  9. Public Services and Procurement Canada (2011). « Preuve hors de tout doute raisonnable » (Retrieved on March 31, 2022).
  10. Canadian Charter of Rights and Freedoms, Constitution Act, ch. 11 (1982) (Retrieved on December 3, 2021).
  11. Charter of Human Rights and Freedoms, ch. C-12 (1976) (Retrieved on March 1, 2022).
  12. Canadian Victims Bill of Rights, L.C., ch. 13 (2015) (Retrieved on December 3, 2021).
  13. Act to assist persons who are victims of criminal offences and to facilitate their recovery, ch. P-9.2.1 (2021) (Retrieved on March 1, 2022).
  14. Gouvernement du Québec (2022). « Définition et droits d’une personne victime d’une infraction criminelle » (Retrieved on February 24, 2022).
  15. IVAC « IVAC - Home », in IVAC - Indemnisation des victimes d’actes criminels, [online] (Retrieved on March 31, 2022).
  16. IVAC « Qualification criteria for the victim of a criminal offence », in IVAC - Indemnisation des victimes d’actes criminels, [online] (Retrieved on March 1, 2022).
  17. IVAC « Act to assist persons who are victims of criminal offences and to facilitate their recovery », in Indemnisation des victimes d’actes criminels, [online] (Retrieved on March 1, 2022).
  18. Youth Protection Act, RLRQ, ch. P-34.1 (1977) (Retrieved on March 1, 2022).
  19. Directeurs de la protection de la jeunesse / directeurs provinciaux (2020). Bilan des directeurs de la protection de la jeunesse/directeurs provinciaux 2020, [online] (Retrieved on November 30, 2021).
  20. Gouvernement du Québec (2018). « Steps Taken by the DYP When a Situation is Reported », in Gouvernement du Québec, [online] (Retrieved on March 1, 2022).
  21. Ministère de la Santé et des Services sociaux (2001). Entente multisectorielle relative aux enfants victimes d’abus sexuels, de mauvais traitements physiques ou d’une absence de soins menaçant leur santé physique, [online], Québec, Ministère de la Santé et des Services sociaux (Retrieved on December 3, 2021).
  22. Ministère de la Famille du Québec (2019). « Entente multisectorielle dans les cas de signalement », dans Ministère de la Famille, [online] (Retrieved on December 3, 2021).
  23. Youth Criminal Justice Act, S.C., ch. 1 (2002) (Retrieved on March 1, 2022).
  24. Sex Offender Information Registration Act, S.C., ch. 10 (2004) (Retrieved on March 1, 2022).
  25. Royal Canadian Mounted Police (2020). « Sex offender management », in Royal Canadian Mounted Police, [online] (Retrieved on March 1, 2022).
  26. Royal Canadian Mounted Police (2017). The National DNA Data Bank of Canada - Annual Report 2016/2017, [online], Ottawa, Royal Canadian Mounted Police (Retrieved on March 1, 2022).

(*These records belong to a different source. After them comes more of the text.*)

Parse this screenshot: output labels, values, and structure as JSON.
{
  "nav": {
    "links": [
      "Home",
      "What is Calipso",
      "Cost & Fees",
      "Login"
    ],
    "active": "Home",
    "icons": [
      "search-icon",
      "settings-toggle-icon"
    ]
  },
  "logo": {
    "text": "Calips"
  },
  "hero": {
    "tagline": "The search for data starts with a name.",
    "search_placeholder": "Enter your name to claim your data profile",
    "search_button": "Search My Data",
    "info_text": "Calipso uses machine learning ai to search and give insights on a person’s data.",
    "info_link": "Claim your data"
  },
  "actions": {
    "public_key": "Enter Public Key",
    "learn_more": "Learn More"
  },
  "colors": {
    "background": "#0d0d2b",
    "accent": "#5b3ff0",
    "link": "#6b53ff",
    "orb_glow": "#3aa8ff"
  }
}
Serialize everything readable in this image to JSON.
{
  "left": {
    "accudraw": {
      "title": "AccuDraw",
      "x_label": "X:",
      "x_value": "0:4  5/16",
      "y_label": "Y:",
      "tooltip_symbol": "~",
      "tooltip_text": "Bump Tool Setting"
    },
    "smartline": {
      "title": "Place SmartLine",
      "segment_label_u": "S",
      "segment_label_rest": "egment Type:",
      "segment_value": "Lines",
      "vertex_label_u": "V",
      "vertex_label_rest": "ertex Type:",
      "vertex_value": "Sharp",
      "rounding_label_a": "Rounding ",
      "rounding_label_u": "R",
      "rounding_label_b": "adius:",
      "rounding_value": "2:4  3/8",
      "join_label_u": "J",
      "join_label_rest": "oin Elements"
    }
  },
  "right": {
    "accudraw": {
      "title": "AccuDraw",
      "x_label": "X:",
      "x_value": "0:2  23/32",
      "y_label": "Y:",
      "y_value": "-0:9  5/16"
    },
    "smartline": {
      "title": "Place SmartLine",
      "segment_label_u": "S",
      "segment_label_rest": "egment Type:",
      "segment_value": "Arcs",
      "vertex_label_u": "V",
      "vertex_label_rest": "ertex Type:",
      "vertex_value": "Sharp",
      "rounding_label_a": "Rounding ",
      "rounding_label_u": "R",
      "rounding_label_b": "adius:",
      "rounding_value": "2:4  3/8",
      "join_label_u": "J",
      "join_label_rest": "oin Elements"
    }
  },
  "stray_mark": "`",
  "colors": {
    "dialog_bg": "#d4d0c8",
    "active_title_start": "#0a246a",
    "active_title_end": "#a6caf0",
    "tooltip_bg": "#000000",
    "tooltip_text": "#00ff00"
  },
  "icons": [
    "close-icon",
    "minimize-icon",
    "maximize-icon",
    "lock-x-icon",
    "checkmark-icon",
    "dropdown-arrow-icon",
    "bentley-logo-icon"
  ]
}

Author: Maude Lachapelle, Scientific Advisor, INSPQ
In collaboration with: Dominique Gagné, Scientific Advisor, INSPQ, and Michaël Lessard, Lawyer and PhD student, University of Toronto

Last update: 

May-12-22